Each day, as I post my days' worth of posts, I check my home page to make sure it isn't broken somehow, scrolling down to the bottom, and each day I therefore notice the last post on the page, which is usually ten days old. But if I had a gap in posting for some reason it might be less, and so it is now; the last post on my home page is you can't script October, from a week ago. And rereading it I realize it was never more true; the last week was completely unscriptable, with my recovery from a lung infection, the financial crisis and bailout bill, the McCain - Obama wars, including the world's most boring debate (okay, that was scriptable), and in lighter news the Dodgers sweeping the Cubs and the Angels getting blown out by Boston. What will the next week bring? Who can say?
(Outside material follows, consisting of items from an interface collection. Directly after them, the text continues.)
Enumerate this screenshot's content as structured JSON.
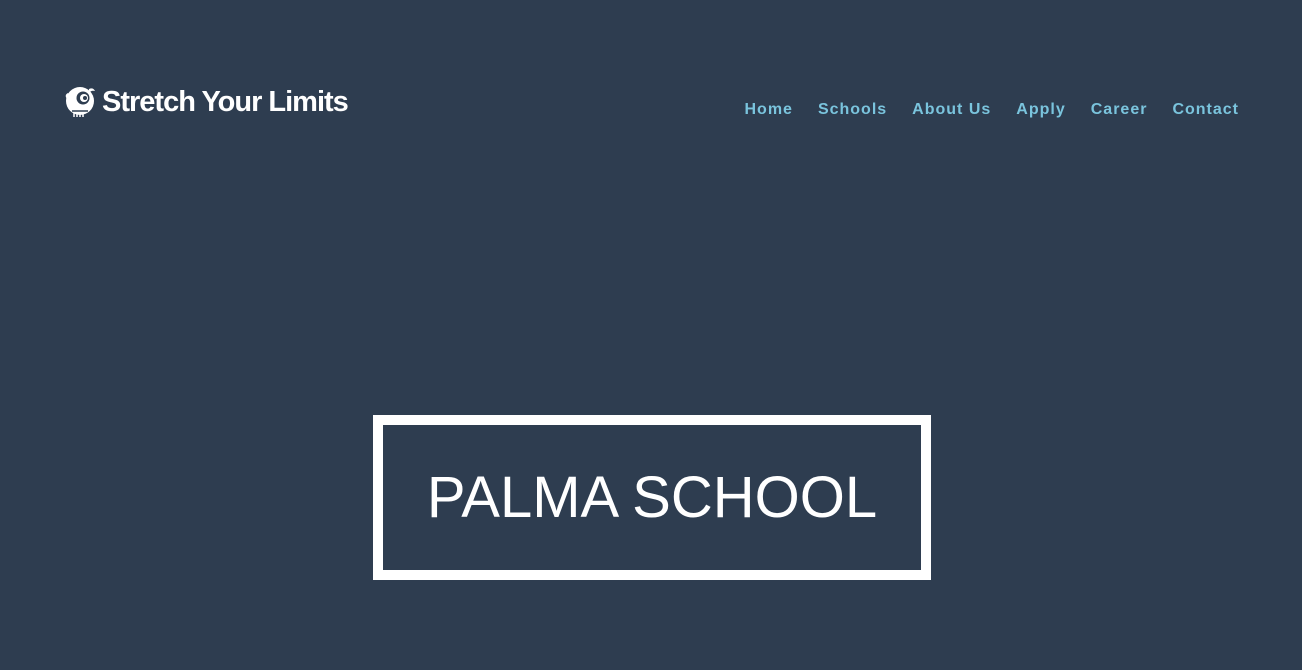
{
  "brand": {
    "logo_icon": "bird-icon",
    "title": "Stretch Your Limits"
  },
  "nav": {
    "items": [
      {
        "label": "Home"
      },
      {
        "label": "Schools"
      },
      {
        "label": "About Us"
      },
      {
        "label": "Apply"
      },
      {
        "label": "Career"
      },
      {
        "label": "Contact"
      }
    ]
  },
  "hero": {
    "title": "PALMA SCHOOL"
  },
  "colors": {
    "background": "#2e3d50",
    "nav_link": "#7ac4dd",
    "text": "#ffffff"
  }
}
New Yorker columnist James Surowiecki seems to have found his form commenting on the financial crisis of the day; his most recent effort, Public Humiliation, pounds the nail through the wood. "Once upon a time, investment banks were private firms, structured as partnerships, and relying on the capital provided by the partners in order to run their operations.... But... there were two big waves of I.P.O.s, one in the nineteen-seventies and one in the eighties, at the end of which nearly every prominent Wall Street firm was public... going public was a deal with the devil, because it meant exposing themselves to what was, in effect, a minute-by-minute referendum, in the form of the stock price, on the health of their operations."
This is amazing: Disney have made a movie about sailboat racing called Morning Light, and according to Scot Tempesta at Sailing Anarchy, who attended the premier, it doesn't suck! That would be a complete first in the annals of movies about sailing; they generally botch it so badly you can't believe anyone who had ever set foot on a boat was involved. I can't wait to see it!
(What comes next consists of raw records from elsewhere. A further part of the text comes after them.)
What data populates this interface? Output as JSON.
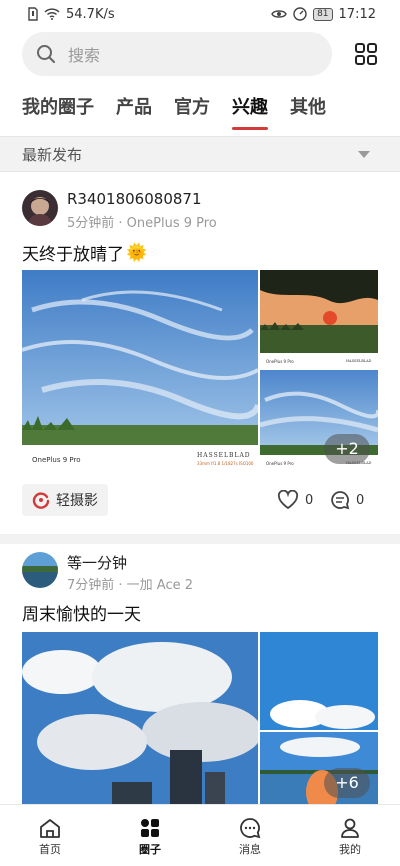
{
  "status_bar": {
    "speed": "54.7K/s",
    "battery": "81",
    "time": "17:12"
  },
  "search": {
    "placeholder": "搜索"
  },
  "tabs": [
    {
      "label": "我的圈子"
    },
    {
      "label": "产品"
    },
    {
      "label": "官方"
    },
    {
      "label": "兴趣",
      "active": true
    },
    {
      "label": "其他"
    }
  ],
  "filter": {
    "label": "最新发布"
  },
  "posts": [
    {
      "author": "R3401806080871",
      "meta": "5分钟前 · OnePlus 9 Pro",
      "text": "天终于放晴了",
      "emoji": "🌞",
      "photo_more": "+2",
      "watermark": {
        "model": "OnePlus 9 Pro",
        "brand": "HASSELBLAD",
        "specs": "33mm f/1.8 1/1827s ISO100"
      },
      "tag": "轻摄影",
      "likes": "0",
      "comments": "0"
    },
    {
      "author": "等一分钟",
      "meta": "7分钟前 · 一加 Ace 2",
      "text": "周末愉快的一天",
      "photo_more": "+6",
      "tag": "",
      "likes": "",
      "comments": ""
    }
  ],
  "bottom_nav": [
    {
      "label": "首页",
      "icon": "home-icon"
    },
    {
      "label": "圈子",
      "icon": "circles-icon",
      "active": true
    },
    {
      "label": "消息",
      "icon": "message-icon"
    },
    {
      "label": "我的",
      "icon": "profile-icon"
    }
  ],
  "colors": {
    "accent": "#d33a3a",
    "background": "#ffffff",
    "muted": "#f2f2f2"
  }
}
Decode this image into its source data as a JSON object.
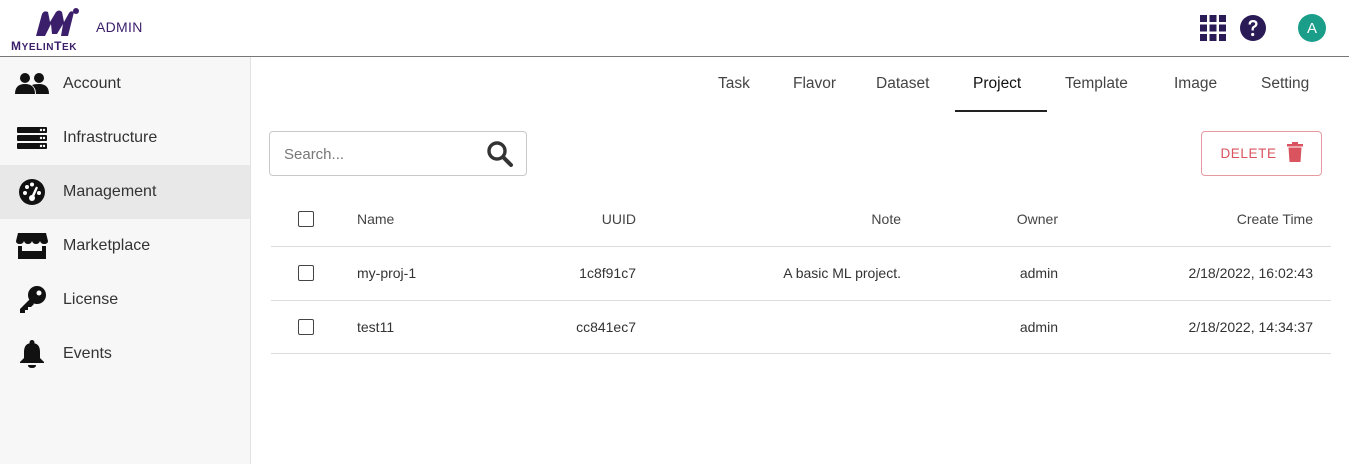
{
  "header": {
    "brand_word_first": "M",
    "brand_word_mid": "YELIN",
    "brand_word_tail": "T",
    "brand_word_end": "EK",
    "role_label": "ADMIN",
    "avatar_letter": "A",
    "brand_color": "#3b1f6a",
    "avatar_color": "#1a9e8a"
  },
  "sidebar": {
    "items": [
      {
        "label": "Account",
        "icon": "users-icon"
      },
      {
        "label": "Infrastructure",
        "icon": "server-icon"
      },
      {
        "label": "Management",
        "icon": "dashboard-gauge-icon",
        "active": true
      },
      {
        "label": "Marketplace",
        "icon": "store-icon"
      },
      {
        "label": "License",
        "icon": "key-icon"
      },
      {
        "label": "Events",
        "icon": "bell-icon"
      }
    ]
  },
  "tabs": [
    {
      "label": "Task"
    },
    {
      "label": "Flavor"
    },
    {
      "label": "Dataset"
    },
    {
      "label": "Project",
      "active": true
    },
    {
      "label": "Template"
    },
    {
      "label": "Image"
    },
    {
      "label": "Setting"
    }
  ],
  "search": {
    "placeholder": "Search...",
    "value": ""
  },
  "toolbar": {
    "delete_label": "DELETE",
    "delete_color": "#d9545e"
  },
  "table": {
    "headers": {
      "name": "Name",
      "uuid": "UUID",
      "note": "Note",
      "owner": "Owner",
      "create_time": "Create Time"
    },
    "rows": [
      {
        "name": "my-proj-1",
        "uuid": "1c8f91c7",
        "note": "A basic ML project.",
        "owner": "admin",
        "create_time": "2/18/2022, 16:02:43"
      },
      {
        "name": "test11",
        "uuid": "cc841ec7",
        "note": "",
        "owner": "admin",
        "create_time": "2/18/2022, 14:34:37"
      }
    ]
  }
}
The ultimate driving machine, cont... The other day I posted pics of my encounter with Trizilla, the giant BMW Oracle racing trimaran now berthed in San Diego. They have the rig up now, and my new best friend Gilles Martin-Raget took this picture during sea trials in a light breeze... making 20 knots to weather. Sheesh. (click to enbiggen amazingly)
Velonews have an interesting interview with Tyler Hamilton, the discredited pro tour racer who came back from a two-year suspension to win the U.S. road racing championship this year. You've got to root for him to make it all the way back. Him and Floyd. And Vino. And Basso. It will be the wildest possible year next year, huh?
John Gruber thinks the iPhone 3G is the greatest piece of consumer electronics that has ever been made. Huh. I disagree with some of John's comments - especially where he thinks the lack of a physical keyboard is a virtue (!) - but I'm not sure I disagree with his conclusion. I guess it would be interesting to ask, if the iPhone 3G is not the greatest, what is? Looking around my house, the two contenders are my Tivo and my Centro phone, both of which I love more than an iPhone, but neither of which I would necessarily put forward as the greatest piece of consumer electronics ever. Interesting...
Here we have Mufin, "an automated music recommendation engine that works". If so, it would be the first one; I have tried Pandora, and last.fm, and they sort of work, but I put them in the dancing bear category. Hope springs eternal, I will try Mufin, stay tuned...
Michael Arrington notes Yahoo closes at $13.76, and comments "what a train wreck". Of course tech stocks have been battered by the general market downturn, but Yahoo is special for having fallen so far, so fast. I wonder if Microsoft will buy them in the end, anyway?